America’s moral authority also has been undercut by the devastatingly high death toll and wrenching economic fallout from the coronavirus pandemic, coupled with the racial reckoning that has convulsed the country.
These highlights from Trump’s nearly four years in office read like Vladimir Putin’s wish list. Few countries have benefited more geopolitically from Trump’s time in office than Russia.
The New Hampshire Union Leader, the Granite State’s largest newspaper, has endorsed Biden for president, backing a Democrat for the White House for the first time in more than a century.
In a scathing editorial published Sunday, the newspaper declared that Trump “is not always 100 percent wrong, but he is 100 percent wrong for America.”
“We have watched with the rest of the world as the mantle of the presidency has done very little to change Trump while the country and world have changed significantly,” the editorial reads.
While Biden “is not perfect,” he has proved himself to be “a caring, compassionate and professional public servant.”
“He has repeatedly expressed his desire to be a president for all of America, and we take him at his word,” the editorial reads. “Joe Biden may not be the president we want, but in 2020 he is the president we desperately need. He will be a president to bring people together and right the ship of state.”
A note at the bottom of the piece urges voters to split the ballot and elect “a healthy dose of GOP senators and representatives,” arguing that “it would be a disservice to the country to send [Biden] to the White House without a backstop.”
In 2016, the Union Leader declined to endorse Trump and instead backed Libertarian Gary Johnson. During that year’s GOP primary, Joe McQuaid, the newspaper’s publisher, also likened Trump to the movie character Biff from “Back to the Future.”
On Sunday, McQuaid tweeted that his paper’s last endorsement of a Democrat for president “may have happened in 1912.”
Biden has endured a long and bruising campaign, with repeated attacks on his policies, his family, his mental faculties — and, often, sustained doubts even from those inside his own party.
Democrats spurned him in the early primary season contests and worried throughout the fall in a general election that began with Biden under fire for campaigning mostly from his basement. Party factions feared Biden would fail to shore up the Democratic base or that he had lost a step because of his age. Allies fretted he would stumble in debates with Trump and that his gaffes would give ample material to his tenacious opponent.
But the circumstances of this campaign — a pandemic and an economic collapse costing millions of jobs and making even the still-employed feel vulnerable — have pushed the race in the direction of Biden’s strong suits and against his deficits, shining a bright light on his empathy and sober experience and casting his flaws into the shadows.
In the latest Washington Post-ABC News poll, Democratic nominee Joe Biden leads President Trump, with 54 percent of likely voters favoring him vs. 42 percent for Trump.
How to vote: Find out the rules in your state, and if you’re voting by mail, see how to make sure your ballot counts.
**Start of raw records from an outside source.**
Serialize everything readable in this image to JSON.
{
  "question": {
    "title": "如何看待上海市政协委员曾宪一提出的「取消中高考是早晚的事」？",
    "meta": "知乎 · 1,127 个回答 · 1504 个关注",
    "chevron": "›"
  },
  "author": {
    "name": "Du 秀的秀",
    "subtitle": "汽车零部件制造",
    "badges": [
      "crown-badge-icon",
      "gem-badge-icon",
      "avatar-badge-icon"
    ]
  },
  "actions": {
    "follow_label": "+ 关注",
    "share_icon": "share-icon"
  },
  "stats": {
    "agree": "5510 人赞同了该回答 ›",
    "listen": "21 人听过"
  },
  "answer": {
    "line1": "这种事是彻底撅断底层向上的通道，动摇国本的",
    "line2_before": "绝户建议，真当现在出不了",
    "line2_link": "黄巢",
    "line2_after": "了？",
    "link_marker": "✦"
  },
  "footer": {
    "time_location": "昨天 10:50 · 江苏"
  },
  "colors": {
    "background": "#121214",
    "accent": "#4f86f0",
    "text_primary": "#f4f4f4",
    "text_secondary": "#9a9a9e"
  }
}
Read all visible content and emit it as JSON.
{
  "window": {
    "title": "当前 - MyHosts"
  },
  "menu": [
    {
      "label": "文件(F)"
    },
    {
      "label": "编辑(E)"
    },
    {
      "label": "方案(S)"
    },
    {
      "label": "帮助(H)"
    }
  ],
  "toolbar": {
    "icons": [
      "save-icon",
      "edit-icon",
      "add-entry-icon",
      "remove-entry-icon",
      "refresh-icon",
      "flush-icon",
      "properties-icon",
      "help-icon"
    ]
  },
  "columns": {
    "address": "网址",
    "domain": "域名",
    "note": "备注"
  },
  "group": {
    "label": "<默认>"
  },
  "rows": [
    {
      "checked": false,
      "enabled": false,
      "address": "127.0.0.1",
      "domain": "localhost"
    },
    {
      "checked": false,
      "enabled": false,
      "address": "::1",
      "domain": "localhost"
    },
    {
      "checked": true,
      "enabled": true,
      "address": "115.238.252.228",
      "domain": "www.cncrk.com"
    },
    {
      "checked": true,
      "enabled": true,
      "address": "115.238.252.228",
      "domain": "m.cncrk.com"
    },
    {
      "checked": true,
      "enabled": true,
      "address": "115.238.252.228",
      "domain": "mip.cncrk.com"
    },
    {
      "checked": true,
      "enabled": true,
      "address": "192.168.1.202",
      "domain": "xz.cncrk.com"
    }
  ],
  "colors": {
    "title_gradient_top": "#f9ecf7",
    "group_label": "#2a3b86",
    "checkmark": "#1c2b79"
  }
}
The United States has already hit a record for the number of people who have already voted. Are you running into voting problems? Let us know.
Wondering if that thing you saw about voting is true? Check out news, analysis and fact checking about allegations involving the voting process here.
Electoral college map: Who actually votes, and who do they vote for? Explore how shifts in turnout and voting patterns for key demographic groups could affect the presidential race.
Battlegrounds: These are the 50 political states of America. Dive into Michigan, Wisconsin, North Carolina, Florida, Pennsylvania, Minnesota, Arizona, Georgia, Texas and Ohio, and sign up for The Trailer and get more states, plus more news and insight from the trail, in your inbox three days a week.
Have questions about the election process? Ask us here.
The most important news stories of the day, curated by Post editors and delivered every morning.